Unlike most insect collectors, Brian doesn’t harm any of his finds. The most he ever does is to slip them into a container and chill them in the refrigerator for an hour or so, to numb the insects so that they will hold still for their portraits. After photographing them, he returns them all to the wild.
What Brian has discovered with his macro lens is a bizarre and beautiful world, one that is all around us but which we typically overlook. His portraits exhibit brilliant colors and metallic sheens, with strange, often extravagant structures. My favorites are his shots of the female giant ichneumon wasp. An anorexic black and yellow creature, this stingless wasp trails from its rear end a long ovipositor, a sort of tubular drill which it inserts into tree trunks or stumps to inject an egg into insect larva burrowing in the wood. If Dr. Seuss had turned to science fiction, this, I believe, is what he would have created.
Identifying what he has photographed is a challenge. For this Brian has turned to communities of naturalists on the internet, notable at BugGuide (https://bugguide.net). With this help and his own field guides, Brian has identified the species of some 320 of his finds. Much of the pleasure he finds in the photographs are more aesthetic than academic, however. He will focus in on a part of an insect to admire the patterning: the vivid striping on the side of a swallowtail caterpillar feeding on his fennel, or the network of veins in a grasshopper’s wing. If sufficiently close-up, such a picture loses all sense of function, becoming an abstract piece of art.

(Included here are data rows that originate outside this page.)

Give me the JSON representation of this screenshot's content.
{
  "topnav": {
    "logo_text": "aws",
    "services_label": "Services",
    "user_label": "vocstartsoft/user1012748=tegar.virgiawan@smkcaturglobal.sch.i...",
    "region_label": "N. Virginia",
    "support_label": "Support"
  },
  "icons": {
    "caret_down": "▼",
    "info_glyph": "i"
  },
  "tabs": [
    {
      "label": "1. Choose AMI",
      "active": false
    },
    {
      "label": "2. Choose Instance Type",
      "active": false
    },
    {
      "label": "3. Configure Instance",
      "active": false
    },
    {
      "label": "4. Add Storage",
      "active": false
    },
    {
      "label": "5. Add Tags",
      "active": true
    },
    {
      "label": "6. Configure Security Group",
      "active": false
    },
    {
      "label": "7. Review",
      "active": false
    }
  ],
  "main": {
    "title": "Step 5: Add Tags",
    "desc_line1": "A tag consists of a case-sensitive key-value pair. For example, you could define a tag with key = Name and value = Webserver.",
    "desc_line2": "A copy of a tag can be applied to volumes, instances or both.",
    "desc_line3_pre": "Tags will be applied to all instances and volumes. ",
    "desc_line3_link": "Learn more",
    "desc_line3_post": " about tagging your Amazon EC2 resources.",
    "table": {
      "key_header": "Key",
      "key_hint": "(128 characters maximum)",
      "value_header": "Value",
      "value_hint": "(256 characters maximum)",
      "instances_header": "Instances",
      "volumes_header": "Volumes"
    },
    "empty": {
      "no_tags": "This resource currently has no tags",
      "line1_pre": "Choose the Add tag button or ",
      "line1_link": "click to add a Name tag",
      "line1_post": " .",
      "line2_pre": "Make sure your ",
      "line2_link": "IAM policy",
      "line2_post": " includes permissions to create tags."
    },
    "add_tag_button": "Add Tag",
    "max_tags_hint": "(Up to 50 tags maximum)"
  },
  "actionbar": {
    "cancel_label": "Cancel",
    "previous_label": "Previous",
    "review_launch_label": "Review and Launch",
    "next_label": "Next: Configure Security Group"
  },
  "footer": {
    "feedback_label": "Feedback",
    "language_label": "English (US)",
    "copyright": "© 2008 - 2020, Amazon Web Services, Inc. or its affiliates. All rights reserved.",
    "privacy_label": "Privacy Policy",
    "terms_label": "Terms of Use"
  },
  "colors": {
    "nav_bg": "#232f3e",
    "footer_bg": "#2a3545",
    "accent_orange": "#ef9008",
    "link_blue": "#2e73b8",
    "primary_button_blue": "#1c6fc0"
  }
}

I haven’t equipped myself with a macro lens yet, but merely knowing of Brian’s project has changed my attitude toward my garden. Stepping outdoors now feels like going on safari. I find a greater richness to my landscape as I contemplate all the diversity it supports. What I used to view as pests, I more often think of now as assets.
Thomas Christopher is the co-author of “Garden Revolution” (Timber Press, 2016) and is a volunteer at Berkshire Botanical Garden. berkshirebotanical.org
Be-a-Better-Gardener is a community service of Berkshire Botanical Garden, one of the nation’s oldest botanical gardens in Stockbridge, MA. Its mission to provide knowledge of gardening and the environment through 25 display gardens and a diverse range of classes informs and inspires thousands of students and visitors on horticultural topics every year. Thomas Christopher is the co-author of Garden Revolution (Timber press, 2016) and is a volunteer at Berkshire Botanical Garden. berkshirebotanical.org.